For the most part – women lose when it comes to negotiating. Why? Because we’ve been taught to fear one of our greatest strengths – emotion.
Let’s face it – negotiating is emotional, and even though, there are several aspects you need to initiate in order achieve a successful negotiation, to win at negotiating, you have to master three emotional areas: balance, intelligence, and confidence.
The balance between “anger” and “happiness” when negotiating
Most of my early negotiating experiences came from initiating negotiations with my salary, whether it be a starting salary or a raise. There was always one common theme that I can remember – anger. I was always angry that I wasn’t being paid fairly or equally as compared to other counterparts – usually male counterparts.
Sorry guys, not sorry, but it’s a fact you earn 20% more than women in the US, and women earn less in almost every single industry .
But the thing with anger is that Anger is one of the most destructive emotions that you can have when trying to negotiate effectively…
The reason anger is so destructive is because it clouds our objectivity, narrows our focus, and misdirects our goals. Not so great for getting to a productive outcome! On the flip side, positive attitude leads to better outcomes. That is why it is important to approach negotiating from a place of emotional balance.
Negotiations tend to foster negative emotions and reactions. To maintain your own emotional balance, you need to understand your underpinning motivations and emotions.
If you are engaging in a negotiation from a place of negativity, such as anger or frustration, look at what may be the underlying root cause. Are you angry and frustrated with the situation, the person, how you’ve been treated? Or are you bringing in other non-related emotions to the table (e.g., you’re stressed about your child getting into college when negotiating your salary).
Taking a step back and look at the “big picture,” be prepared to recognize what could be your emotional triggers and how to steer the conversation back to the purpose at hand – the negotiation.
You can steer the conversation in your favor by leveraging emotional intelligence. Emotional intelligence takes emotional balance to the next level, where not only are you managing your own emotions, but you are tuning into the emotions to your counterparts. It can take the form of being aware of body language and tone of voice, as well as using strategies like taking a break, and reframing the conversation.
A good example to use is called “mirroring.” You do this by repeating the last one to three words that your counterpart communicated (i.e., “I heard that you said you were frustrated with everyone seeming to be asking you for money all the time”), this will help establish rapport and communicate that you are listening and hearing what they are saying, in turn creating a “safe” environment, thereby creating a more positive setting for negotiations.

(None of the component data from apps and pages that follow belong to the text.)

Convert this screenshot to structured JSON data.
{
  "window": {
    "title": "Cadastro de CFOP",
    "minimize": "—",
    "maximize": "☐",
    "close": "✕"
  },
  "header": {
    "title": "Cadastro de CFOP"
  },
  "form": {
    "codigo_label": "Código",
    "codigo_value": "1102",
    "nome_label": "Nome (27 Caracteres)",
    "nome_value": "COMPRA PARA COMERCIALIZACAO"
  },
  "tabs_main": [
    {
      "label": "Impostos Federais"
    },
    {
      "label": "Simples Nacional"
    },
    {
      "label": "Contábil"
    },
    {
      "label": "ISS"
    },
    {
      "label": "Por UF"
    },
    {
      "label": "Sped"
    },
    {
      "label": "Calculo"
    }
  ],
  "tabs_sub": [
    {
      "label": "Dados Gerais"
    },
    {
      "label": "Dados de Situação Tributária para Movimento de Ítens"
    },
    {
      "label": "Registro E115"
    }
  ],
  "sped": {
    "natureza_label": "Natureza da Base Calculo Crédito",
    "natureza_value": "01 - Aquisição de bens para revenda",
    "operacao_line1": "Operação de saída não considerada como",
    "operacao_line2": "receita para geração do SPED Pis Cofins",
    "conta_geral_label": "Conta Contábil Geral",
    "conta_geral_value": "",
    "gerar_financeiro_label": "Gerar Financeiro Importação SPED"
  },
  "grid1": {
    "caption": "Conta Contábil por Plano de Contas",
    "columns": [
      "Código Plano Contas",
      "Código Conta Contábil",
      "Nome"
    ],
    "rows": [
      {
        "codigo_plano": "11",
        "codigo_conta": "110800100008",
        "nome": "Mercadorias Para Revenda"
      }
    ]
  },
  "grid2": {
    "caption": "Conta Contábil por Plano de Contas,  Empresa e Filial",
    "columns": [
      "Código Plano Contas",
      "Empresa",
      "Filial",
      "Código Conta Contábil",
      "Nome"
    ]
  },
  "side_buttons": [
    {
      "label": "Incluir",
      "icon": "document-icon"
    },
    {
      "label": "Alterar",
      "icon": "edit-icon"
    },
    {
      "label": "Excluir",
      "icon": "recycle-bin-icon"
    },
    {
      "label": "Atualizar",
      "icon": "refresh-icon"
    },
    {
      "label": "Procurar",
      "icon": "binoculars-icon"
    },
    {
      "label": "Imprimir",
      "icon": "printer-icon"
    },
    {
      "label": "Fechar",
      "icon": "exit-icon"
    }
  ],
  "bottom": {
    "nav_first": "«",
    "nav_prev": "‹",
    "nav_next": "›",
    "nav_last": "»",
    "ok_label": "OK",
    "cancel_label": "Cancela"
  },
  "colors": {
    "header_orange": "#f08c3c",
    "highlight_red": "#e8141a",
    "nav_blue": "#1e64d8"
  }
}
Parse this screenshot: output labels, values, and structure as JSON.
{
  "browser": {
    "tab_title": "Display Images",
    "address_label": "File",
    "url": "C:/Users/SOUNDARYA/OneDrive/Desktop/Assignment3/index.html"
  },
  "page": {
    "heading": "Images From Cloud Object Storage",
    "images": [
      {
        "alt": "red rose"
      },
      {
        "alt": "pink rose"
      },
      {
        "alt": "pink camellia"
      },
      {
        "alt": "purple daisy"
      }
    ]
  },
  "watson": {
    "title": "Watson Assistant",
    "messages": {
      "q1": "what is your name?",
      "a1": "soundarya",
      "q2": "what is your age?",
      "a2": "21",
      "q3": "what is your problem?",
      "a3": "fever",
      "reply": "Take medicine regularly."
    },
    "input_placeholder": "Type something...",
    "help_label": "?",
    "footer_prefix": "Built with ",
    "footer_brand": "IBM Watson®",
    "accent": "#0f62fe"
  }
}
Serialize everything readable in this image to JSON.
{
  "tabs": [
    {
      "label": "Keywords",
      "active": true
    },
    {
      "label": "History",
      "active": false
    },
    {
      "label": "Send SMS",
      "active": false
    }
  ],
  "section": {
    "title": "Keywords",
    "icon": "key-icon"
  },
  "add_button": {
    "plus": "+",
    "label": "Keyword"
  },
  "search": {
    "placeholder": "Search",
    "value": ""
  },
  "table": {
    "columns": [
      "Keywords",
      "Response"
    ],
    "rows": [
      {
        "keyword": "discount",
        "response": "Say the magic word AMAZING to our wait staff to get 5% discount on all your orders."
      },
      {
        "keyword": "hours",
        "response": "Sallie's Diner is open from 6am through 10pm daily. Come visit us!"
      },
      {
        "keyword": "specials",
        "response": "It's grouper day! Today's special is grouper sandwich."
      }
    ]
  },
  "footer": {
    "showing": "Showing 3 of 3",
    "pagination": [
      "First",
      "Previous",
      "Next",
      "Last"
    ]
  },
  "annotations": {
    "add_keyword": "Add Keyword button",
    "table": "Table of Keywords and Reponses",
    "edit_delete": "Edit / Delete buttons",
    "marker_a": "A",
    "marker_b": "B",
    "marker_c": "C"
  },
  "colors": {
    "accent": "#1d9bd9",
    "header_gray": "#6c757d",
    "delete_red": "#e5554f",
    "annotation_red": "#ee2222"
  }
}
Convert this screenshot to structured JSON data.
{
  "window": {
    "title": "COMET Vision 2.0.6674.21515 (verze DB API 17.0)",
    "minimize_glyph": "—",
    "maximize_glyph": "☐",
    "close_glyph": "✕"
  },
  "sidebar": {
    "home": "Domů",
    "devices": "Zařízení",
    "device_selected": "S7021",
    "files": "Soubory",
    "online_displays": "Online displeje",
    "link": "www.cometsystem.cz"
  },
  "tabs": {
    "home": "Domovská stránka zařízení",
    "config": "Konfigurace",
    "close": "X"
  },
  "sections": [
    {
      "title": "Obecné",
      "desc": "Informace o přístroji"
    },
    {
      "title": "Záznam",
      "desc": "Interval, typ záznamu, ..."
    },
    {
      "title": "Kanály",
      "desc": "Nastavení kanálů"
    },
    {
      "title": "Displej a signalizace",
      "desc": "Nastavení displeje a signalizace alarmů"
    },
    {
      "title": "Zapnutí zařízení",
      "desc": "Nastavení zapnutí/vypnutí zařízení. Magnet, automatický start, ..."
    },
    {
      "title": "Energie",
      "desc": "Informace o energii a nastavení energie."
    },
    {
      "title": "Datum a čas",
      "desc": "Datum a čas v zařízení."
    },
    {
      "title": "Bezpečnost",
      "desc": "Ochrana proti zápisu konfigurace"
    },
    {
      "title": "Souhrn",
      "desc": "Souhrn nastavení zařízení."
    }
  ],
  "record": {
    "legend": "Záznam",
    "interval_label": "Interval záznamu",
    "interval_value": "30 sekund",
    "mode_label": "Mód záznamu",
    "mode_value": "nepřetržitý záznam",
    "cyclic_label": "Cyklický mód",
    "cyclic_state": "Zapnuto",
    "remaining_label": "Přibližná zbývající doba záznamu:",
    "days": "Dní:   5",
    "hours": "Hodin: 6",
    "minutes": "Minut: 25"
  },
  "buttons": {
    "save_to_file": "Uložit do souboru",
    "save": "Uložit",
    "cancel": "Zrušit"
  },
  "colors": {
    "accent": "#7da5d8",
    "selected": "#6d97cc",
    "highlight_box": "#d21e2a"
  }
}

Now you can use your emotional confidence to get to a positive outcome. A lack of confidence is created in the presence of fear, which is the greatest enemy of a positive outcome. Fear in this instance is due to not being informed, prepared, and self-assured.
- Informed – You must understand what you are worth and what you have contributed, you can do this by identifying:
- Prepared – You need to prepare for all outcomes of negotiations, you can do this by identifying:
- Self-assured – your confidence will be greatly bolstered by practice. Negotiations is a skill set that is developed over time through constant practice. The greatest athletes didn’t become great overnight, they did so by constantly practicing, and so you too can become a great negotiator. Practice your pointes with a trusted friend to help you navigate your thought process and communications, so that when you show up to the negotiations you feel confident and ready.
–Data research, this is the hard facts you will need to communicate in support of your position/arguments (e.g., quartile information for a raise, invoice price for a car, standard industry rates for a contract). Ensure you are researching from reliable sources (e.g., salary.com, Edmunds.com, etc).
–Value provided, understand the results that you have contributed and/or provided to the organization or client and reiterate them in support of your negotiations. Ask yourself how have you contributed to the bottom line? What efficiencies have you identified/developed? How do you solve problems?
–Key interests, yours and theirs, so you can try to identify the best possible mutual resolution. What are their likes and needs? Connect on similarities to create synergy.
–Possible outcomes (e.g., best, mediocre, and worst). Practice the counter position for each scenario, so if the need arises, you are ready to redirect the negotiations.
Negotiating is a skill set, that anyone can master, and that women have a natural advantage in. If you keep your goal in mind, focus on the relationship, and strive for synergies, you will come out the other side of the negotiations in a better position than when you went in. Negotiations are emotional, but they don’t have to be negative, this skill will serve you in business as well as in life.